Task to complete: For each line below, check for "this"; give only the total of lines where it occurs.

Dataset: Begin

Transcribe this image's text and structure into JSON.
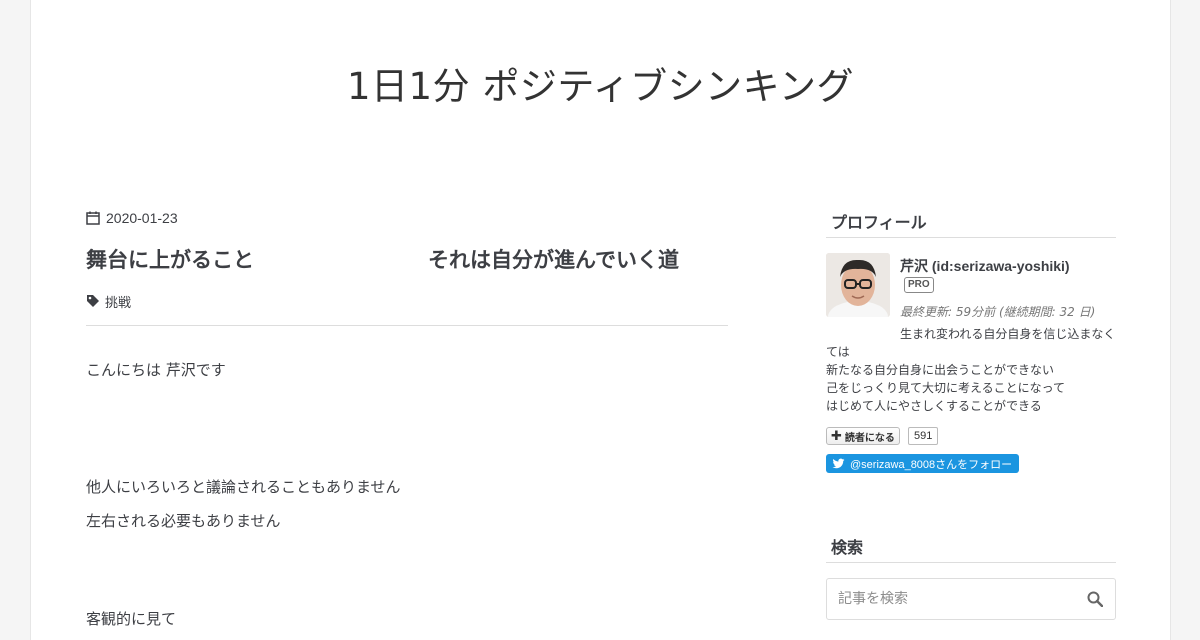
{
  "blog": {
    "title": "1日1分 ポジティブシンキング"
  },
  "entry": {
    "date": "2020-01-23",
    "title_part1": "舞台に上がること",
    "title_part2": "それは自分が進んでいく道",
    "category": "挑戦",
    "paragraphs": [
      "こんにちは 芹沢です",
      "他人にいろいろと議論されることもありません",
      "左右される必要もありません",
      "客観的に見て"
    ]
  },
  "sidebar": {
    "profile": {
      "heading": "プロフィール",
      "name": "芹沢 (id:serizawa-yoshiki)",
      "badge": "PRO",
      "last_update": "最終更新: 59分前 (継続期間: 32 日)",
      "description": [
        "生まれ変われる自分自身を信じ込まなく",
        "ては",
        "新たなる自分自身に出会うことができない",
        "己をじっくり見て大切に考えることになって",
        "はじめて人にやさしくすることができる"
      ],
      "reader_button": "読者になる",
      "reader_count": "591",
      "twitter_follow": "@serizawa_8008さんをフォロー"
    },
    "search": {
      "heading": "検索",
      "placeholder": "記事を検索"
    }
  },
  "colors": {
    "twitter": "#1b95e0",
    "text": "#3d3f44",
    "divider": "#dddddd"
  }
}
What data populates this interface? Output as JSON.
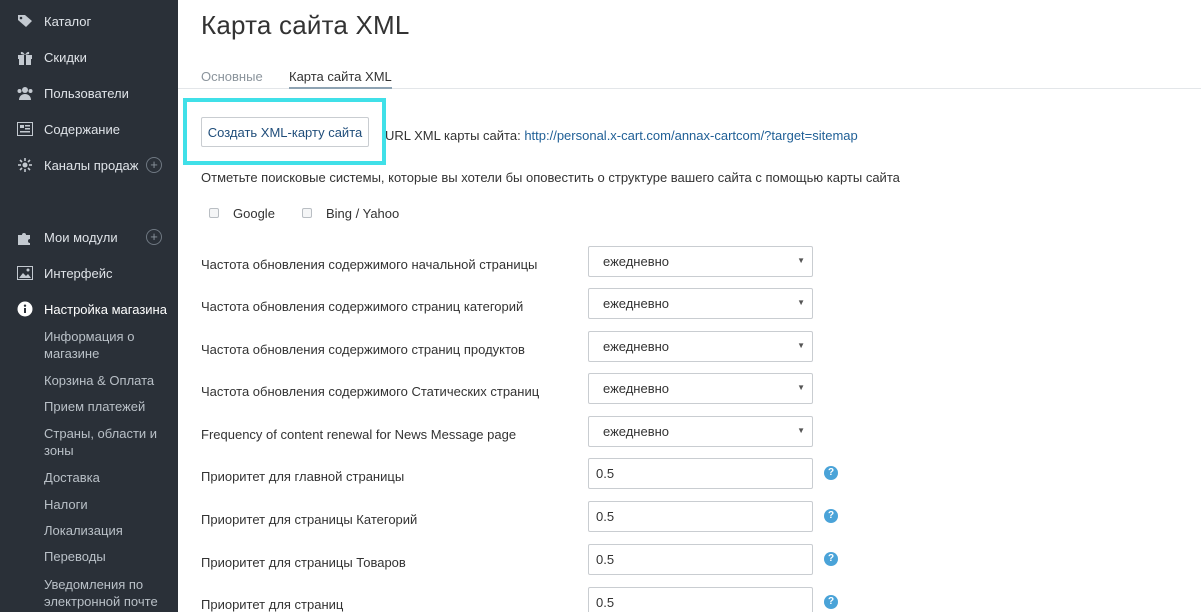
{
  "sidebar": {
    "items": [
      {
        "label": "Каталог",
        "icon": "tag-icon"
      },
      {
        "label": "Скидки",
        "icon": "gift-icon"
      },
      {
        "label": "Пользователи",
        "icon": "users-icon"
      },
      {
        "label": "Содержание",
        "icon": "content-icon"
      },
      {
        "label": "Каналы продаж",
        "icon": "channels-icon"
      },
      {
        "label": "Мои модули",
        "icon": "puzzle-icon"
      },
      {
        "label": "Интерфейс",
        "icon": "image-icon"
      },
      {
        "label": "Настройка магазина",
        "icon": "info-icon"
      }
    ],
    "subitems": [
      "Информация о магазине",
      "Корзина & Оплата",
      "Прием платежей",
      "Страны, области и зоны",
      "Доставка",
      "Налоги",
      "Локализация",
      "Переводы",
      "Уведомления по электронной почте"
    ],
    "plus": "+"
  },
  "page": {
    "title": "Карта сайта XML",
    "tabs": [
      "Основные",
      "Карта сайта XML"
    ]
  },
  "generate": {
    "button_label": "Создать XML-карту сайта",
    "url_prefix": "URL XML карты сайта: ",
    "url": "http://personal.x-cart.com/annax-cartcom/?target=sitemap"
  },
  "notify": {
    "text": "Отметьте поисковые системы, которые вы хотели бы оповестить о структуре вашего сайта с помощью карты сайта",
    "engines": [
      "Google",
      "Bing / Yahoo"
    ]
  },
  "frequency_rows": [
    {
      "label": "Частота обновления содержимого начальной страницы",
      "value": "ежедневно"
    },
    {
      "label": "Частота обновления содержимого страниц категорий",
      "value": "ежедневно"
    },
    {
      "label": "Частота обновления содержимого страниц продуктов",
      "value": "ежедневно"
    },
    {
      "label": "Частота обновления содержимого Статических страниц",
      "value": "ежедневно"
    },
    {
      "label": "Frequency of content renewal for News Message page",
      "value": "ежедневно"
    }
  ],
  "priority_rows": [
    {
      "label": "Приоритет для главной страницы",
      "value": "0.5"
    },
    {
      "label": "Приоритет для страницы Категорий",
      "value": "0.5"
    },
    {
      "label": "Приоритет для страницы Товаров",
      "value": "0.5"
    },
    {
      "label": "Приоритет для страниц",
      "value": "0.5"
    }
  ],
  "glyphs": {
    "select_arrow": "▼",
    "help": "?"
  },
  "colors": {
    "sidebar_bg": "#2a3038",
    "highlight": "#40e0e8",
    "link": "#1f5f96",
    "help_icon": "#4aa3d8"
  }
}
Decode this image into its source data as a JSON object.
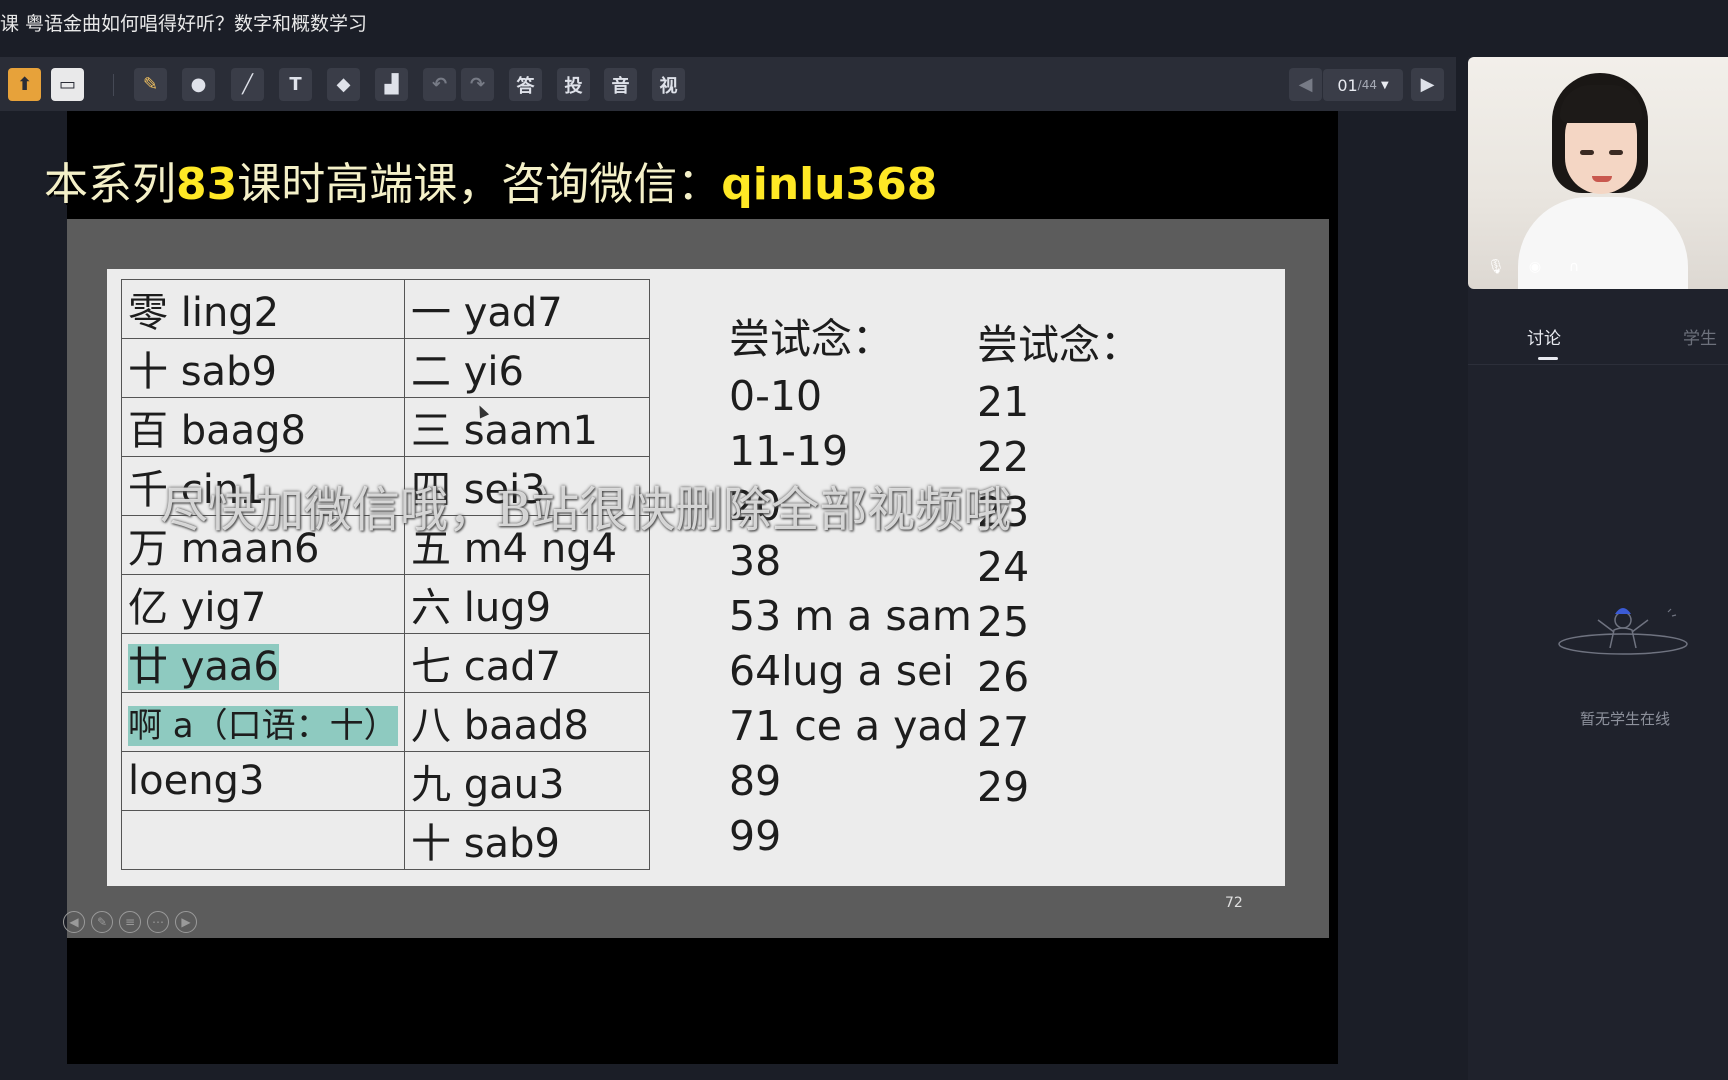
{
  "window": {
    "title": "课 粤语金曲如何唱得好听？数字和概数学习"
  },
  "toolbar": {
    "tools": [
      {
        "name": "upload-icon",
        "glyph": "⬆"
      },
      {
        "name": "desk-icon",
        "glyph": "▭"
      },
      {
        "name": "brush-icon",
        "glyph": "✎"
      },
      {
        "name": "shape-icon",
        "glyph": "●"
      },
      {
        "name": "line-icon",
        "glyph": "╱"
      },
      {
        "name": "text-icon",
        "glyph": "T"
      },
      {
        "name": "eraser-icon",
        "glyph": "◆"
      },
      {
        "name": "clear-icon",
        "glyph": "▟"
      },
      {
        "name": "undo-icon",
        "glyph": "↶"
      },
      {
        "name": "redo-icon",
        "glyph": "↷"
      }
    ],
    "answer_label": "答",
    "vote_label": "投",
    "audio_label": "音",
    "video_label": "视",
    "page_current": "01",
    "page_total": "/44"
  },
  "banner": {
    "prefix": "本系列",
    "count": "83",
    "middle": "课时高端课，咨询微信：",
    "wechat": "qinlu368"
  },
  "slide": {
    "table_rows": [
      [
        "零 ling2",
        "一 yad7"
      ],
      [
        "十 sab9",
        "二 yi6"
      ],
      [
        "百 baag8",
        "三 saam1"
      ],
      [
        "千 cin1",
        "四 sei3"
      ],
      [
        "万 maan6",
        "五 m4 ng4"
      ],
      [
        "亿 yig7",
        "六 lug9"
      ],
      [
        "廿 yaa6",
        "七 cad7"
      ],
      [
        "啊 a（口语：十）",
        "八 baad8"
      ],
      [
        "loeng3",
        "九 gau3"
      ],
      [
        "",
        "十 sab9"
      ]
    ],
    "practice_head": "尝试念：",
    "practice_1": [
      "0-10",
      "11-19",
      "20",
      "38",
      "53 m a sam",
      "64lug a sei",
      "71 ce a yad",
      "89",
      "99"
    ],
    "practice_2": [
      "21",
      "22",
      "23",
      "24",
      "25",
      "26",
      "27",
      "29"
    ],
    "page_number": "72"
  },
  "overlay": {
    "text": "尽快加微信哦，B站很快删除全部视频哦"
  },
  "side": {
    "tab_discuss": "讨论",
    "tab_students": "学生",
    "empty_text": "暂无学生在线"
  }
}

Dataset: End

Final answer: 3